Kendricks Wears Two Uniforms

In one world, Sam Kendricks is a national champion and a recently turned professional athlete. In another world, he is an Army officer in training.

He has traveled between the worlds seamlessly at Ole Miss, but it’s been a long road to arrive where he is today.

His father, Scott Kendricks, has played an integral role in that journey.

Scott has coached Sam since 7th grade. In addition, Scott’s 10 years in the United States Marines, rising to the rank of captain, showed Sam the benefits of a possible career in the military.

“I grew up, just like a million other military stories, with an idea that it was something possible,” Sam said. “It was an option. They do good things for people in the military, and it’s for a good cause. When I was in high school, I did JROTC and then I really started to formulate in my mind that in conjunction with my athletic aspirations that ROTC might be a great thing.

“The army has a very physical aspect to it. You have to be fit for the job. It’s the same thing in athletics, so I thought it was a very easy transition. They were very supportive at the army unit and the cadet command going forward. As long as I could do these things in conjunction, it was great, and I could serve my country after I graduated as a second lieutenant in the army in whatever capacity I decided to do, or whatever the army needed me to do.”

Kendricks broke on to the scene as a freshman, earning second team All-America honors, becoming the first Ole Miss All-American pole vaulter since 1985, and tying for 10th at the NCAA Championships.

Behind the scenes, however, it was far from an easy transition, as he balanced the rigors of school, track and field and Army Reserve.

“It is a lot, but not everyone considers it a lot,” Kendricks said. “When I was a freshman, it was difficult. I had to learn how to balance all things when my life was very structured in high school.

“When I came to Ole Miss, things changed. I had to be adaptable as a person to deal with different types of leadership, different people pulling on your time and your commitment as a student-athlete. If your grades fall through, if you’re not committed in all three aspects, they all won’t hold themselves up.”

Training for his respective pursuits may appear different, but Kendricks saw any training as beneficial for both as he balanced the two. He sometimes missed one commitment for the other, so it was that much more difficult for him, but he embraced the challenge.

“It’s all about your perspective,” Kendricks said. “I told myself that any training is good training for pole vault. It makes you tougher, makes you a better athlete and makes your more resilient.
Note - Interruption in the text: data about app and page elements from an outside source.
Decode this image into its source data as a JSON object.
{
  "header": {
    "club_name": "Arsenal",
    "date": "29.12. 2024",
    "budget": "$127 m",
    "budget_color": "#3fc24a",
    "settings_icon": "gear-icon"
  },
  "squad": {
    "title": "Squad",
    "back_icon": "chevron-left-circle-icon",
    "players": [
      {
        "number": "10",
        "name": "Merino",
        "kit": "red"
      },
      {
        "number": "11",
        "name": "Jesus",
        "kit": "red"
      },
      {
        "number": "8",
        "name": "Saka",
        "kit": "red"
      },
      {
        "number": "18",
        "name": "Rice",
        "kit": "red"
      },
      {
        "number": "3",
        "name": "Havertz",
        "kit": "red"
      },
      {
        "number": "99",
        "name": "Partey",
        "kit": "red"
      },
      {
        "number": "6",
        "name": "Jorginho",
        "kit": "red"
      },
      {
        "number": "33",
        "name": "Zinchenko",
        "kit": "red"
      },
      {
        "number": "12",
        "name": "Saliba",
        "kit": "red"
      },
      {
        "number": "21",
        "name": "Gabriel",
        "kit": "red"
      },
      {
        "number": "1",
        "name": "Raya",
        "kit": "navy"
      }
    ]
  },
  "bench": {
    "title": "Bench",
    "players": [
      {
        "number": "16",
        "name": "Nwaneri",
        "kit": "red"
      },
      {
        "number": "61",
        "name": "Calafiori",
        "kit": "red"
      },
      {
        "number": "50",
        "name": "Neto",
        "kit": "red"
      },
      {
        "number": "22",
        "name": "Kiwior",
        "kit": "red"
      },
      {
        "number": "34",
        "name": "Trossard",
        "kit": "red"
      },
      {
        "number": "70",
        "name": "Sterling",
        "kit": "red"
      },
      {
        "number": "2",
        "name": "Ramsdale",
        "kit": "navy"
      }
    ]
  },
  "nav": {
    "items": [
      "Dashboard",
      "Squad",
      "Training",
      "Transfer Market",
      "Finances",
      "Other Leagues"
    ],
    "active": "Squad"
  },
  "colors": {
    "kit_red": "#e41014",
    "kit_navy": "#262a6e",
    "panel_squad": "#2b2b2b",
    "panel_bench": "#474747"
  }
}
“The army has a very specific way. They test their cadets and soldiers with a physical fitness test. It’s a test of capability and strength. It’s a simple test, but it’s not easy, and you have to train for it, but I also have to train to be an elite athlete. Melding those together was an art, so I could be ready for any given thing at any given time.”

On the track, his junior year saw the most success, as he won every meet both indoors and outdoors except the NCAA Indoor Championship (runner-up), including the SEC indoor and outdoor titles, NCAA outdoor title and a USA title. Immediately after winning the USA title June 29, he spent the month of July at Army ROTC training in Kentucky.

There are a lot of ways to become an officer, a second lieutenant in the U.S. Army, Kendricks said, but college and the training are essential aspects as he looked to accept a commission and begin his military career.

“I learned the Army is very goal-oriented,” said Kendricks of the ROTC training. “The Army told us, `We need you to learn this, to be this tough, to be this adaptable, to be able to lead your peers and lead soldiers beneath you in such a way to be a respectable leader.’

“A lot of it puts emphasis on you having influence on other individuals, perhaps on their life one day, so it gives you a sense of urgency to be the best person you can be going into the army as an officer.”

After returning to Ole Miss this fall, Kendricks elected to forego his senior year of eligibility with the Ole Miss track and field team to pursue professional and athletic opportunities.

On the track, he’s training toward the 2015 World Championships in Beijing and 2016 Summer Olympics in Rio de Janeiro, Brazil. He will remain in school and graduate in May with a bachelor’s degree in general studies, and he is also on track to commission.

“This is a hard decision and the timing of it has been difficult for me,” Kendricks said. “I believe this is the best decision for my family, and I’ve gotten their full support in many ways. I love being an Ole Miss Rebel.”

Always the introspective person, Kendricks looks to the past and present for what Army ROTC and Ole Miss track & field have done for him, but he also looks to the future, one full of options and opportunities.

“What I have done in the past gives me confidence for the future,” Kendricks said. “It may have been hard to arrive at those successes or failures, but they also lead to greater things in the future, whatever those may be, and you have to take advantage of them.”




Leave A Comment